Like this: Like Loading... Dhamma Lists: Insight Meditation Center. The Four Noble Truths Dukkha exists – unsatisfactoriness, suffering, discontent, stress (to be Investigated)The cause or origin of dukkha is craving (tanha-lit. thirst) or clinging (to be Abandoned)Dukkha ceases with the relinquishment of that craving (to be Realized)The path leading to the cessation of dukkha is the Noble Eightfold Path (to be Developed) The Eightfold Path (ariya-magga) Wisdom/Discernment (pañña) Wise or Right View/Understanding (samma-ditthi) – Knowledge of the Four Noble TruthsWise or Right Intention/Resolve (sammá-sankappa) – Renunciation, Loving-kindness, Harmlessness Virtue (sila) Wise or Right Speech (sammá-vácá) – abstaining from lying, malicious or divisive speech, abusive or harsh speech, and idle chatterWise or Right Action (sammá-kammanta) – abstaining from killing, stealing and sexual misconductWise or Right Livelihood (sammá-ájíva) – abstaining from dishonest and harmful means of livelihood.

Dhamma Lists: Insight Meditation Center

List of Buddhist Lists.
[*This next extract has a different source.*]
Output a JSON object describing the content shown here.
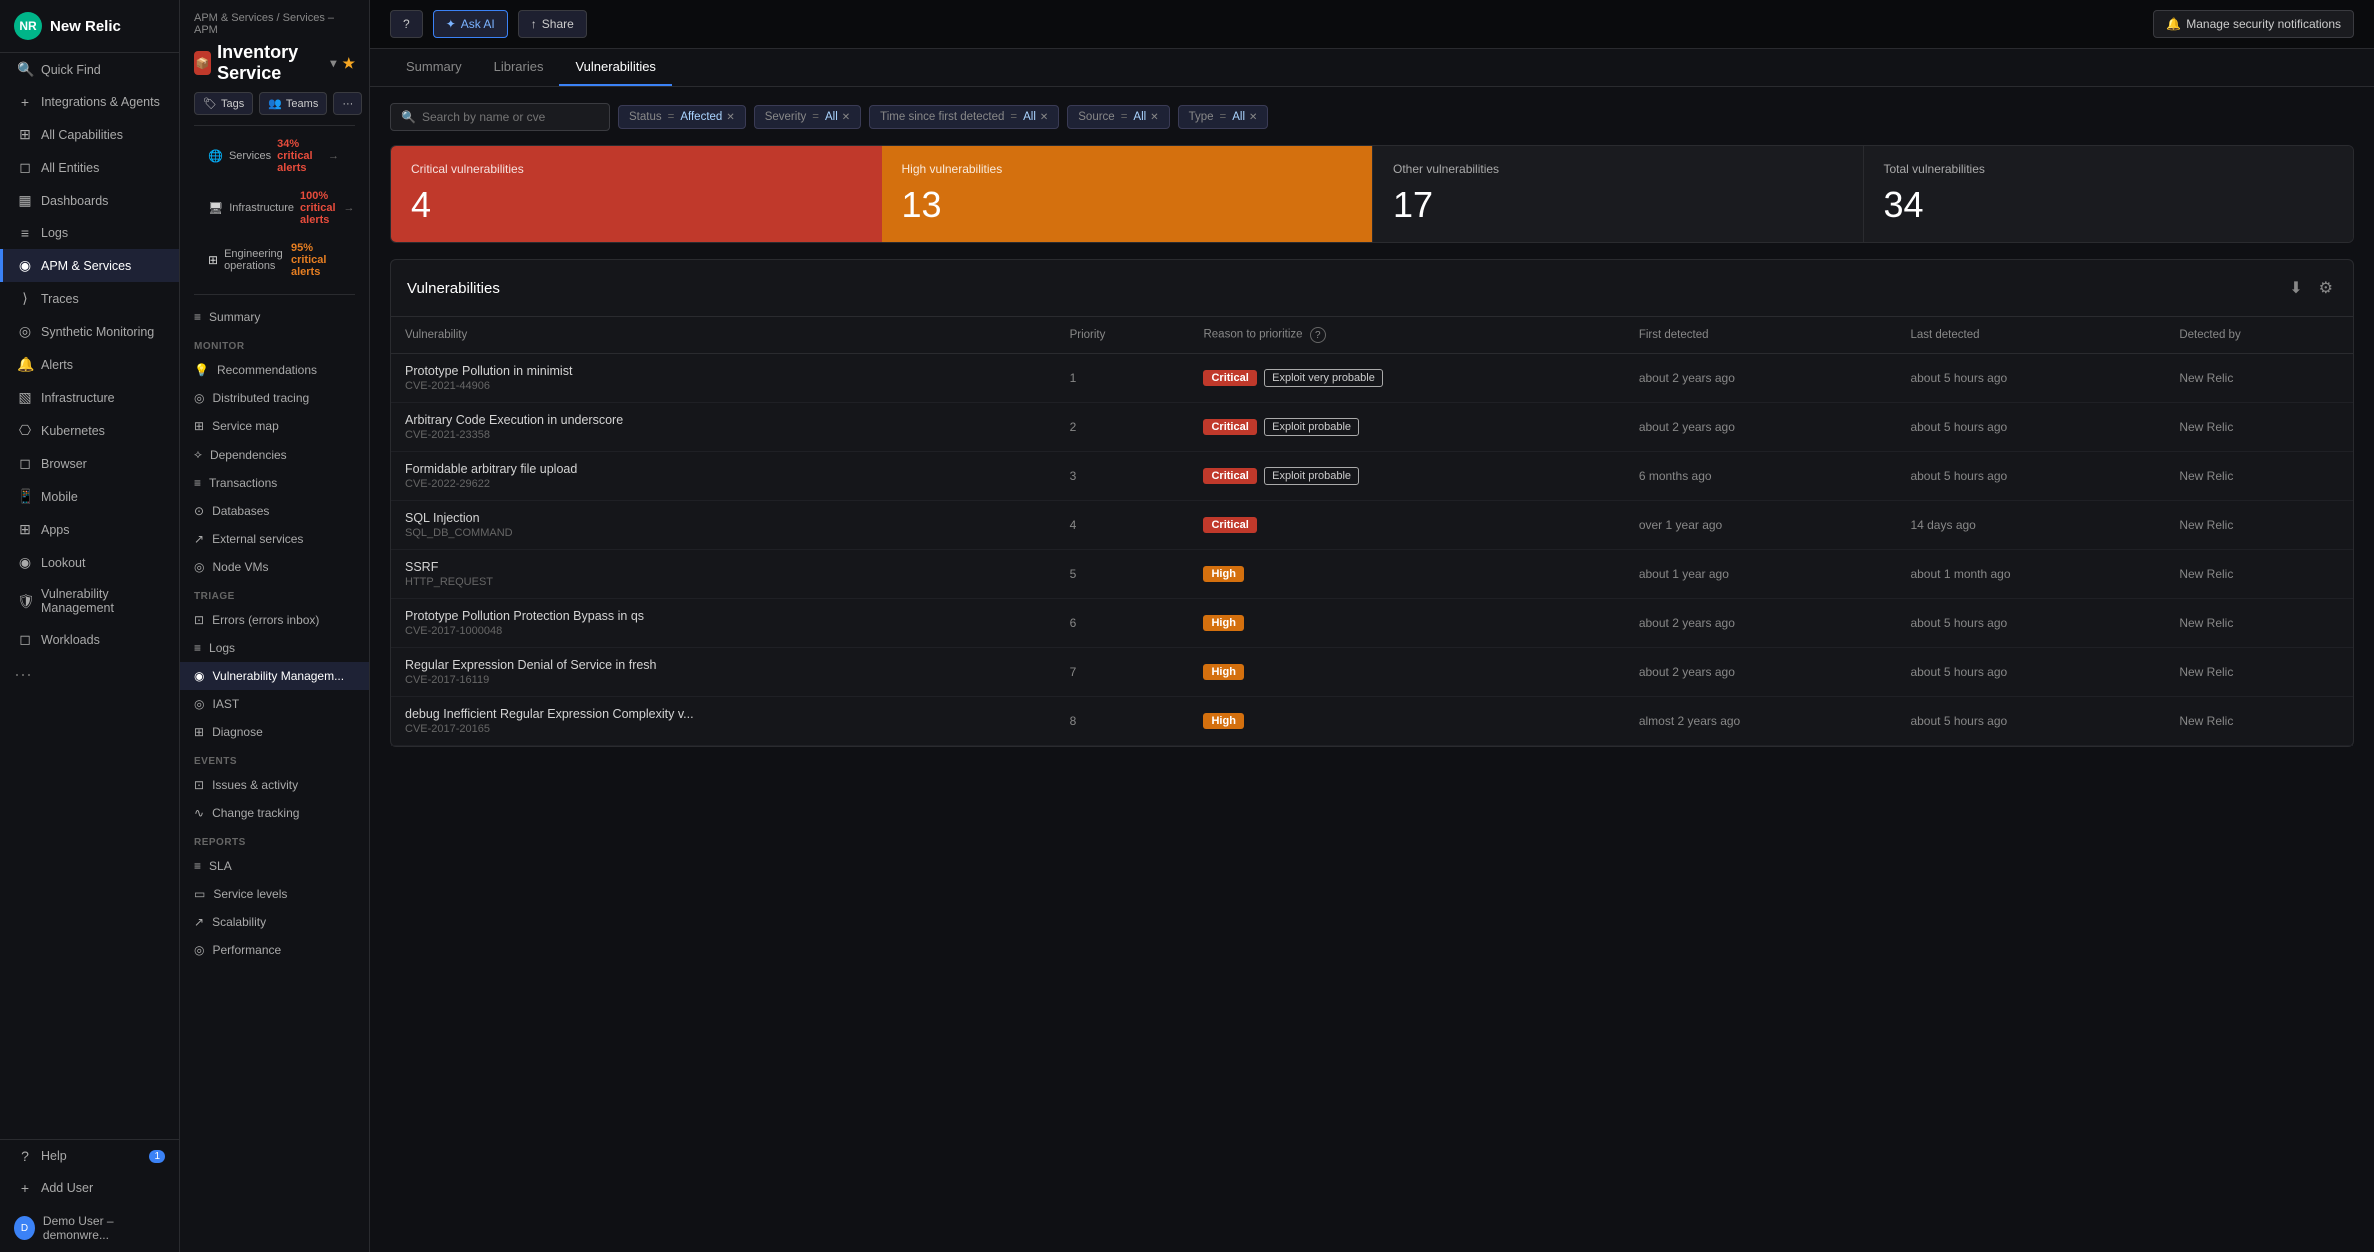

Louisville-Buddhism. Drepung Gomang Institute 1578 Parsons Place Louisville, Kentucky 40205 Buddhism Furnace Mountain Center Buddhism Lexington Shambhala Center 315 W.


Lexington, Kentucky 40508 Lexington Nichiren Buddhist Community 517 Southland Drive Lexington, Kentucky 40503 Lexington Zen Center 345 Jesselin Drive Louisville Community of Mindful Living 101 Crescent Avenue Louisville, Kentucky 40206. Fourteen Mindfulness Trainings. When individuals becoming members of the organization, they take the vows of the Fourteen Mindfulness Trainings in a formal ceremony.

Fourteen Mindfulness Trainings

The Fourteen Mindfulness Trainings are the very essence of the Order of Interbeing. They are the torch lighting our path, the boat carrying us, the teacher guiding us. They allow us to touch the nature of interbeing in everything that is, and to see that our happiness is not separate from the happiness of others. Interbeing is not a theory; it is a reality that can be directly experienced by each of us at any moment in our daily lives. The Fourteen Mindfulness Trainings help us cultivate concentration and insight which free us from fear and the illusion of a separate self. Access to Insight.

Portal:Buddhism. Official r/Buddhism Book Recommendations! : Buddhism. Buddhism - The Four Noble Truths, The Eightfold Path, Karma and Meditation Practice. Jack Kornfield. Buddhasasana - English Section.


BuddhaNet - Worldwide Buddhist Information and Education Network. Welcome to Audio Dharma. Index.html. - RE: A General, All Purpose Jhana Thread - Discussion. How Others Have Experienced Absorption — Part One What follows in this section are a few of the alternative descriptions of the process of absorption that I have personally found helpful. - RE: A General, All Purpose Jhana Thread - Discussion

They are by no means the only descriptions available, just a few that I have come across in my own struggle to better understand these processes. They reflect common experiences and ways of understanding the process of absorption with which I am able to confirm from my own experience. This first excerpt I found posted in a Buddhist forum. I've left in the poster's comments at the top and the middle of the post as they seem relevant and instructive to the tone of the post and the everyday language used by Ajahns Chah and Dhammadaro Lee. I also like the way some teachers explain meditation on an experiential level that even simple people can relate to. The trick is to have sati (mindfulness) taking control and supervising the mind.

When it’s like this, there can’t be any dullness or drowsiness. Gavesako. Alan Watts Lectures and Essays. Buddhist Wisdom, Meditation, and Practices for Daily Life.